An introduction to WLTP
The Worldwide Harmonised Light Vehicle Test Procedure (WLTP) is used to measure C02 emissions, fuel consumption and pollutants. It replaces the outdated New European Driving Cycle (NEDC) test introduced in the 1980s, which was based on theoretical driving, whereas the new test determines values using real-driving data.
The overall aim of the WLTP procedure test process is to present consumers and manufacturers with more accurate information about how a vehicle performs in actual on-the-road conditions, based on current engines. The test is also designed to harmonise testing procedures worldwide, given the importance of CO2 targets.
WLTP test results will be included in the vehicle’s Certificate of Conformity. These updated CO2 measurements will then be used to audit manufacturers’ compliance with CO2 targets and may in the future be considered for VED and BIK calculations.
An introduction to RDE
Also being introduced is the Real Driving Emission (RDE) test figure. The purpose of RDE is to make sure cars and LCVs meet emissions limits in a range of driving conditions, including particulate matter and nitrogen oxides (NOx).
Whilst WLTP is an improvement on NEDC, it is still a laboratory test and certain parameters cannot be measured, such as individual driving style, weather or traffic conditions, and the load of the car. All of these things have an impact on NOx emissions. The RDE test figure seeks to circumnavigate this by fitting a Portable Emissions Measuring (PEMS) device to the car. This piece of equipment records exhaust emissions at the tailpipe, with the test lasting between 90 and 120 minutes and taking into account a mix of urban, rural and motorway driving.
There are two steps to RDE:
- RDE step 1 (with a NOx conformity factor of 2.1) applies since 1st September 2017 for new car types. It will apply to all types as from September 2019.
- RDE step 2 (with a NOx conformity factor of 1.0 plus an error margin of 0.5) will apply in January 2020 for new types and then from January 2021 for all types.
From September 2018, the Euro standard to which a new car has been certified will be shown on the V5c vehicle registration document and the online
What are the key dates for WLTP?
September 2017: For new models introduced from September 2017, manufacturers will need to publish WLTP statistics. Models in production before September will not.
September 2018: All vehicles registered from September 2018 onwards (regardless of when the model was first produced) will be required to have published figures.
September 2018: For new models introduced from September 2018, manufacturers will need to publish WLTP statistics. Models in production before September will not.
September 2019: All LCVs registered from September 2018 onwards (regardless of when the model was first produced) will be required to have published figures.
Two sets of CO2 Values
Until 2020, both NEDC and WLTP standards will be recorded. This may make comparing vehicles confusing, so fleet managers are advised to check that they are comparing values from the same testing procedure when making their decisions.

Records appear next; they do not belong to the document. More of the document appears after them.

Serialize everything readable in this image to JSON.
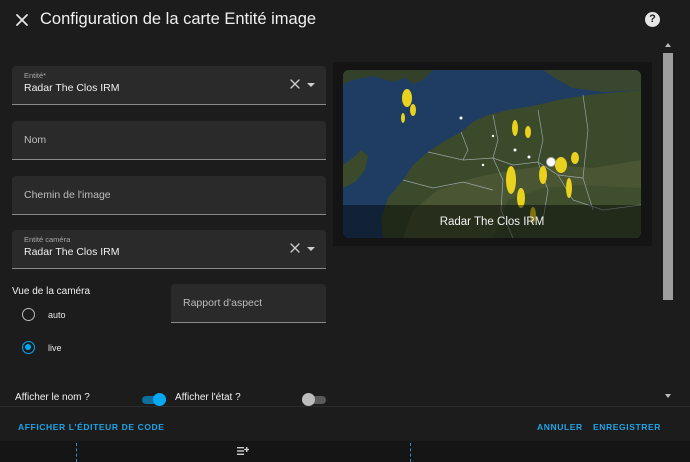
{
  "dialog": {
    "title": "Configuration de la carte Entité image",
    "close_icon": "close-icon",
    "help_icon": "help-icon",
    "help_glyph": "?"
  },
  "form": {
    "entity": {
      "label": "Entité*",
      "value": "Radar The Clos IRM"
    },
    "name": {
      "placeholder": "Nom"
    },
    "image_path": {
      "placeholder": "Chemin de l'image"
    },
    "camera_entity": {
      "label": "Entité caméra",
      "value": "Radar The Clos IRM"
    },
    "camera_view": {
      "label": "Vue de la caméra",
      "options": [
        {
          "label": "auto",
          "checked": false
        },
        {
          "label": "live",
          "checked": true
        }
      ]
    },
    "aspect_ratio": {
      "placeholder": "Rapport d'aspect"
    },
    "show_name": {
      "label": "Afficher le nom ?",
      "on": true
    },
    "show_state": {
      "label": "Afficher l'état ?",
      "on": false
    }
  },
  "preview": {
    "caption": "Radar The Clos IRM"
  },
  "footer": {
    "code_editor": "AFFICHER L'ÉDITEUR DE CODE",
    "cancel": "ANNULER",
    "save": "ENREGISTRER"
  },
  "colors": {
    "accent": "#03a9f4",
    "button_text": "#1ea4e8",
    "dialog_bg": "#1c1c1c",
    "field_bg": "#2a2a2a"
  }
}
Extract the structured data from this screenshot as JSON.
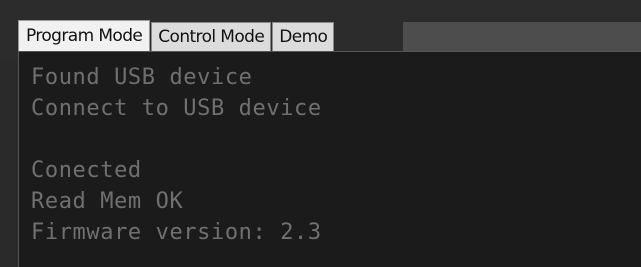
{
  "tabs": [
    {
      "label": "Program Mode",
      "active": true
    },
    {
      "label": "Control Mode",
      "active": false
    },
    {
      "label": "Demo",
      "active": false
    }
  ],
  "console": {
    "lines": [
      "Found USB device",
      "Connect to USB device",
      "",
      "Conected",
      "Read Mem OK",
      "Firmware version: 2.3"
    ]
  },
  "colors": {
    "window_bg": "#2a2a2a",
    "console_bg": "#1b1b1b",
    "console_text": "#707070",
    "active_tab_bg": "#f1f1f1",
    "inactive_tab_bg": "#dcdcdc"
  }
}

The EU will review CO2 targets for 2020/2021 based on WLTP emissions results.
How will WLTP affect me?
Evidence from vehicles retested under WLTP shows that average CO2 values are expected to rise, possibly by as much as 25 percent.

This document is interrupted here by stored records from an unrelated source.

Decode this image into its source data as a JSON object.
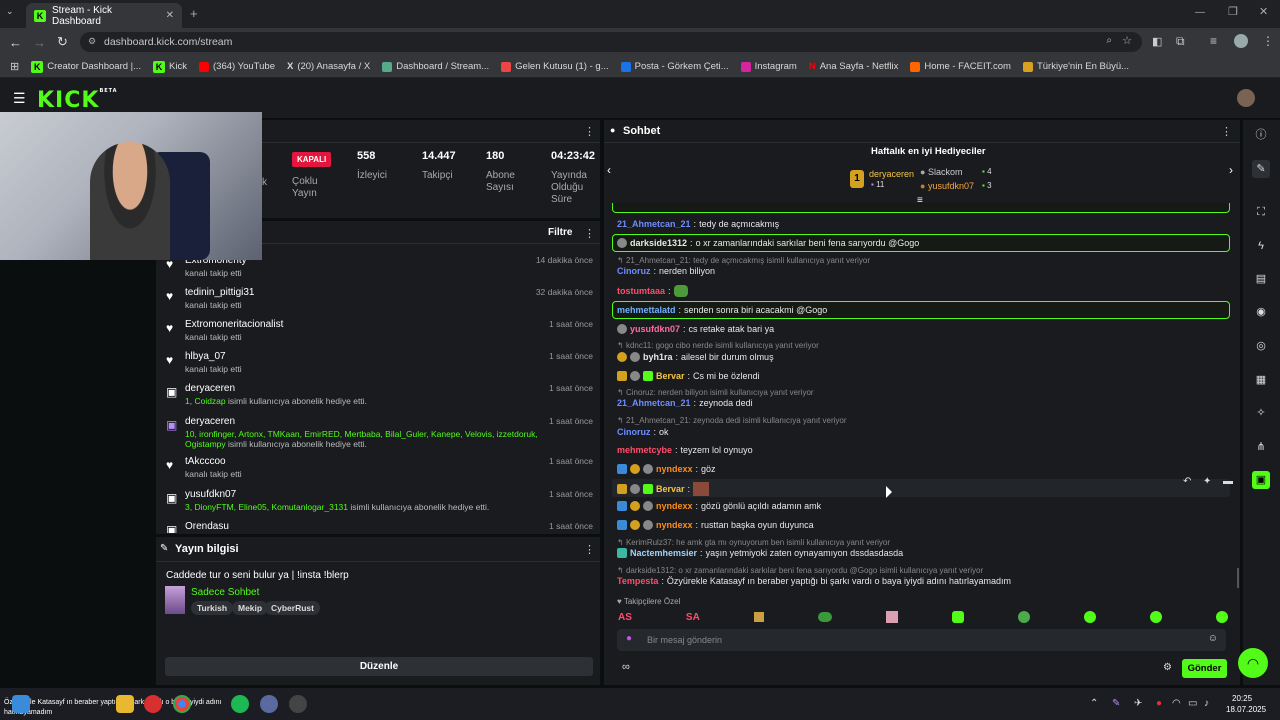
{
  "browser": {
    "tab_title": "Stream - Kick Dashboard",
    "url": "dashboard.kick.com/stream",
    "bookmarks": [
      "Creator Dashboard |...",
      "Kick",
      "(364) YouTube",
      "(20) Anasayfa / X",
      "Dashboard / Stream...",
      "Gelen Kutusu (1) - g...",
      "Posta - Görkem Çeti...",
      "Instagram",
      "Ana Sayfa - Netflix",
      "Home - FACEIT.com",
      "Türkiye'nin En Büyü..."
    ]
  },
  "app": {
    "logo": "KICK",
    "logo_sup": "BETA"
  },
  "stats": {
    "k_label": "k",
    "status_badge": "KAPALI",
    "multistream": "Çoklu Yayın",
    "viewers_value": "558",
    "viewers_label": "İzleyici",
    "followers_value": "14.447",
    "followers_label": "Takipçi",
    "subs_value": "180",
    "subs_label": "Abone Sayısı",
    "uptime_value": "04:23:42",
    "uptime_label": "Yayında Olduğu Süre"
  },
  "activity": {
    "filter_label": "Filtre",
    "items": [
      {
        "name": "Extromonerity",
        "sub": "kanalı takip etti",
        "time": "14 dakika önce"
      },
      {
        "name": "tedinin_pittigi31",
        "sub": "kanalı takip etti",
        "time": "32 dakika önce"
      },
      {
        "name": "Extromoneritacionalist",
        "sub": "kanalı takip etti",
        "time": "1 saat önce"
      },
      {
        "name": "hlbya_07",
        "sub": "kanalı takip etti",
        "time": "1 saat önce"
      },
      {
        "name": "deryaceren",
        "sub_green": "1, Coidzap",
        "sub": "isimli kullanıcıya abonelik hediye etti.",
        "time": "1 saat önce"
      },
      {
        "name": "deryaceren",
        "sub_green": "10, ironfinger, Artonx, TMKaan, EmirRED, Mertbaba, Bilal_Guler, Kanepe, Velovis, izzetdoruk, Ogistampy",
        "sub": "isimli kullanıcıya abonelik hediye etti.",
        "time": "1 saat önce"
      },
      {
        "name": "tAkcccoo",
        "sub": "kanalı takip etti",
        "time": "1 saat önce"
      },
      {
        "name": "yusufdkn07",
        "sub_green": "3, DionyFTM, Eline05, Komutanlogar_3131",
        "sub": "isimli kullanıcıya abonelik hediye etti.",
        "time": "1 saat önce"
      },
      {
        "name": "Orendasu",
        "sub": "",
        "time": "1 saat önce"
      }
    ]
  },
  "stream_info": {
    "title": "Yayın bilgisi",
    "stream_title": "Caddede tur o seni bulur ya | !insta !blerp",
    "category": "Sadece Sohbet",
    "tags": [
      "Turkish",
      "Mekip",
      "CyberRust"
    ],
    "edit_button": "Düzenle"
  },
  "chat": {
    "title": "Sohbet",
    "gifters_title": "Haftalık en iyi Hediyeciler",
    "gifters": [
      {
        "rank": "1",
        "name": "deryaceren",
        "count": "11"
      },
      {
        "name": "Slackom",
        "count": "4"
      },
      {
        "name": "yusufdkn07",
        "count": "3"
      }
    ],
    "messages": [
      {
        "user": "21_Ahmetcan_21",
        "color": "#6f8cff",
        "text": "tedy de açmıcakmış"
      },
      {
        "user": "darkside1312",
        "color": "#e8e8e8",
        "text": "o xr zamanlarındaki sarkılar beni fena sarıyordu @Gogo"
      },
      {
        "reply": "21_Ahmetcan_21: tedy de açmıcakmış isimli kullanıcıya yanıt veriyor"
      },
      {
        "user": "Cinoruz",
        "color": "#6f8cff",
        "text": "nerden biliyon"
      },
      {
        "user": "tostumtaaa",
        "color": "#ff4d6d",
        "text": ""
      },
      {
        "user": "mehmettalatd",
        "color": "#6fb0ff",
        "text": "senden sonra biri acacakmi @Gogo"
      },
      {
        "user": "yusufdkn07",
        "color": "#ff6aa0",
        "text": "cs retake atak bari ya"
      },
      {
        "reply": "kdnc11: gogo cibo nerde isimli kullanıcıya yanıt veriyor"
      },
      {
        "user": "byh1ra",
        "color": "#e8e8e8",
        "text": "ailesel bir durum olmuş"
      },
      {
        "user": "Bervar",
        "color": "#f5c542",
        "text": "Cs mi be özlendi"
      },
      {
        "reply": "Cinoruz: nerden biliyon isimli kullanıcıya yanıt veriyor"
      },
      {
        "user": "21_Ahmetcan_21",
        "color": "#6f8cff",
        "text": "zeynoda dedi"
      },
      {
        "reply": "21_Ahmetcan_21: zeynoda dedi isimli kullanıcıya yanıt veriyor"
      },
      {
        "user": "Cinoruz",
        "color": "#6f8cff",
        "text": "ok"
      },
      {
        "user": "mehmetcybe",
        "color": "#ff4d6d",
        "text": "teyzem lol oynuyo"
      },
      {
        "user": "nyndexx",
        "color": "#ff8c1a",
        "text": "göz"
      },
      {
        "user": "Bervar",
        "color": "#f5c542",
        "text": ""
      },
      {
        "user": "nyndexx",
        "color": "#ff8c1a",
        "text": "gözü gönlü açıldı adamın amk"
      },
      {
        "user": "nyndexx",
        "color": "#ff8c1a",
        "text": "rusttan başka oyun duyunca"
      },
      {
        "reply": "KerimRulz37: he amk gta mı oynuyorum ben isimli kullanıcıya yanıt veriyor"
      },
      {
        "user": "Nactemhemsier",
        "color": "#9fd4ff",
        "text": "yaşın yetmiyoki zaten oynayamıyon dssdasdasda"
      },
      {
        "reply": "darkside1312: o xr zamanlarındaki sarkılar beni fena sarıyordu @Gogo isimli kullanıcıya yanıt veriyor"
      },
      {
        "user": "Tempesta",
        "color": "#ff4d6d",
        "text": "Özyürekle Katasayf ın beraber yaptığı bi şarkı vardı o baya iyiydi adını hatırlayamadım"
      }
    ],
    "emote_label": "Takipçilere Özel",
    "input_placeholder": "Bir mesaj gönderin",
    "send_button": "Gönder"
  },
  "taskbar": {
    "ticker": "Özyürekle Katasayf ın beraber yaptığı bi şarkı vardı o baya iyiydi adını hatırlayamadım",
    "time": "20:25",
    "date": "18.07.2025"
  },
  "colors": {
    "accent": "#53fc18",
    "panel": "#191b1f",
    "bg": "#0b0e0f",
    "live_badge": "#e3173e"
  }
}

If your organisation includes a CO2 limit in your car policy, you may need to consider adjusting it, otherwise you risk drivers falling out of the bands if your car policy is not reviewed.
This will only be possible once manufacturers makes WLTP data available.
It is not expected that WLTP figures be used for Benefit-in-Kind/Company Car Tax purposes until at least April 2020, where it is anticipated it will form part of a wider BIK policy review.
A car or van's fuel consumption performance will not change with new WLTP values.
The higher CO2 value does not mean increased fuel consumption, but rather a more realistic CO2 value due to the change in how the vehicles are tested.
How failing to monitor emissions can cost your business
The shift away from NEDC to WLTP and RDE follows a push toward a more accurate reading of fuel consumption and emissions, which often proved to be worse than official statistics suggested.
Failing to monitor fuel consumption and emissions can have a major cost implication to the business, and a negative impact on the environment. As clean air plans are in sharp focus in the media and as the government acts to reduce levels of NOx in the air, manufacturers are under increasing pressure to shift toward producing greener, cleaner models. Customers are also continually being incentivised to take them up through rising BIK and VED rates for higher emission vehicles.
It is therefore essential that official statistics reflect real-world driving, so that you can choose vehicles that are the best fit for your business, which can have a big impact on your green agenda, the country's air quality, and your fuel bill.